*** Data supplied ***

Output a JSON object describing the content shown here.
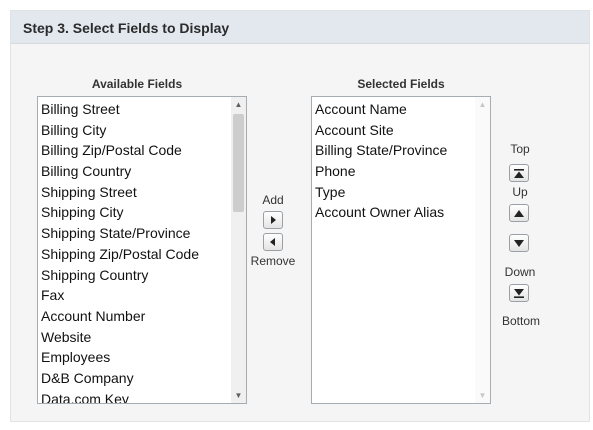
{
  "step_title": "Step 3. Select Fields to Display",
  "available": {
    "label": "Available Fields",
    "items": [
      "Billing Street",
      "Billing City",
      "Billing Zip/Postal Code",
      "Billing Country",
      "Shipping Street",
      "Shipping City",
      "Shipping State/Province",
      "Shipping Zip/Postal Code",
      "Shipping Country",
      "Fax",
      "Account Number",
      "Website",
      "Employees",
      "D&B Company",
      "Data.com Key"
    ]
  },
  "selected": {
    "label": "Selected Fields",
    "items": [
      "Account Name",
      "Account Site",
      "Billing State/Province",
      "Phone",
      "Type",
      "Account Owner Alias"
    ]
  },
  "move_controls": {
    "add_label": "Add",
    "remove_label": "Remove"
  },
  "order_controls": {
    "top_label": "Top",
    "up_label": "Up",
    "down_label": "Down",
    "bottom_label": "Bottom"
  },
  "icons": {
    "add": "arrow-right-icon",
    "remove": "arrow-left-icon",
    "top": "arrow-top-icon",
    "up": "arrow-up-icon",
    "down": "arrow-down-icon",
    "bottom": "arrow-bottom-icon"
  },
  "colors": {
    "header_bg": "#e3e8ee",
    "panel_bg": "#f5f5f5",
    "list_border": "#a5acb2"
  }
}
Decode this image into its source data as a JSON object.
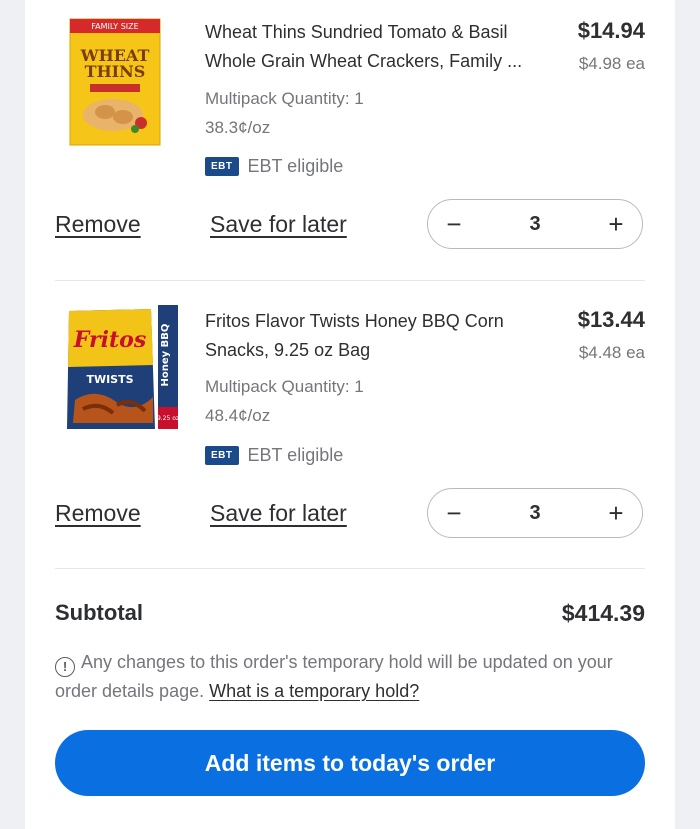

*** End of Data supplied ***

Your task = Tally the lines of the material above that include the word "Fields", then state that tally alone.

Answer area = 3